The copyright act permits a plaintiff to recover any money earned by the infringer from the infringement as part of the copyright holder’s damages.  We look at business earned by the infringer from exploiting your copyrights.

In addition, we try to determine as best we can whether the defendant will be able to pay a judgment for damages.  Sometimes, the infringer may even have insurance available to pay a copyright infringement claim.

4. The extent and willfulness of the infringement.

Depending upon the copyrighted work at issue, making a single copy of a work may not be significant enough to warrant a lawsuit.  That does not mean that the infringement doesn’t matter, it does.  It just may not make economic sense to pursue a claim.

Similarly, whether the infringement was innocent or malicious can be an important factor, especially when statutory damages are available.  An award of statutory damages where the infringement was willful can be up to five times that of a statutory damages award where the infringement was innocent.

5. Whether a copyright was registered before the infringement or within 3 months of first publication.

Because proving damages for infringement is often difficult, whether statutory damages and an award of attorneys’ fees are available can often be the deciding factor on whether an infringement case can be a contingency case.

In order to recover statutory damages and attorneys’ fees, the copyright must be registered with the Register of Copyrights prior to the infringement or within three months of first publication.  The same rule applies to foreign works even though registration is not required to file suit in the US for infringement. So register your copyrights!

6. Defenses to infringement like fair use, statute of limitations, or DMCA safe harbor.

Depending upon the work, the allegedly infringing use, and the alleged infringer, what you think is infringement may not be.  Fair use is codified in the Copyright Act and can be a bar to an infringement suit.

Furthermore, the statute of limitations for infringement is three years from the date of discovery.  So act promptly!

Other defenses, like whether the defendant is entitled to the benefit of the DMCA safe harbor provisions, must also be evaluated.

When an experienced copyright infringement lawyer agrees to take your case on a contingent fee basis, it means that the lawyer believes in the strength of your case. Unlike hourly-billing cases, contingency cases must have a strong chance of winning and recovering for a contingent fee to make sense.

Our firm may have more one or more infringement cases at the trial or appellate level at any time. Accordingly, this should not be construed as applicable to any of the firm’s pending cases. 

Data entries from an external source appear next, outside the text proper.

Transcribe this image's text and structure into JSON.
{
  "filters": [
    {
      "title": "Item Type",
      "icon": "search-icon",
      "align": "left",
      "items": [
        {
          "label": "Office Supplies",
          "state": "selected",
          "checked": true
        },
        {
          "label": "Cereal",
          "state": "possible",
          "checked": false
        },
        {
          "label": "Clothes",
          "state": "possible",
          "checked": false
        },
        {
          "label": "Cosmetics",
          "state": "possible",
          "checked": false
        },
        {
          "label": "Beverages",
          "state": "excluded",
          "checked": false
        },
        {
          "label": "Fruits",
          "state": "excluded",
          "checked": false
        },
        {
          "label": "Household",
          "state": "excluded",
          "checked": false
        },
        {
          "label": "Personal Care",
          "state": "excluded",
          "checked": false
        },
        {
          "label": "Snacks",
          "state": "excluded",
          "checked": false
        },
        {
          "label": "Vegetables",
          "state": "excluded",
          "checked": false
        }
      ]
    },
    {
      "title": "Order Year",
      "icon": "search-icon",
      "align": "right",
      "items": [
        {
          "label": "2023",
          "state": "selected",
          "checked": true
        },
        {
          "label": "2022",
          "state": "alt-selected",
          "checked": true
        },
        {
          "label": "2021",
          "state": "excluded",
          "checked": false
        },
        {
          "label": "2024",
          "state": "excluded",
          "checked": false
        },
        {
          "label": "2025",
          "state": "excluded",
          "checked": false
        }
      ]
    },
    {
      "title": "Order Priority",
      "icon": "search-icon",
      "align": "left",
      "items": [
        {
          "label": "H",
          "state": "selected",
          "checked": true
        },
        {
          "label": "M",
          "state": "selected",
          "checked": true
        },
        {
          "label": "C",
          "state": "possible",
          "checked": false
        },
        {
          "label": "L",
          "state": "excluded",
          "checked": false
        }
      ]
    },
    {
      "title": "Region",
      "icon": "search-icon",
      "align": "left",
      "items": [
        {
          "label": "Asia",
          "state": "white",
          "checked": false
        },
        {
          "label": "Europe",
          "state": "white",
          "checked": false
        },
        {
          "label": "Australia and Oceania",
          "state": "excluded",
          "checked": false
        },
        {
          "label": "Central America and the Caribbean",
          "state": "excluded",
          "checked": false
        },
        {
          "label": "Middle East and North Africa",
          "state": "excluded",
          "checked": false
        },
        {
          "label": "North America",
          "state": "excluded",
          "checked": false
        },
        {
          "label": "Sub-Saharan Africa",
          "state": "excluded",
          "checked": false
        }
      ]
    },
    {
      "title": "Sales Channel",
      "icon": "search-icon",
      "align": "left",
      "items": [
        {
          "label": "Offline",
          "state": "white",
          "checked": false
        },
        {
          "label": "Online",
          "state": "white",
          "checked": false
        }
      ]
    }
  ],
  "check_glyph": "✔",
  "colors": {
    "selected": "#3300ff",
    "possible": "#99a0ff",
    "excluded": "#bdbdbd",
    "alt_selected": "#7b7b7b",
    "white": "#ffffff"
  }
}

Joel B. Rothman represents clients in intellectual property infringement litigation involving patents, trademarks, copyrights, trade secrets, defamation, trade libel, unfair competition, unfair and deceptive trade practices, and commercial matters. Joel’s litigation practice also includes significant focus on electronic discovery issues such as e-discovery management and motion practice relating to e-discovery.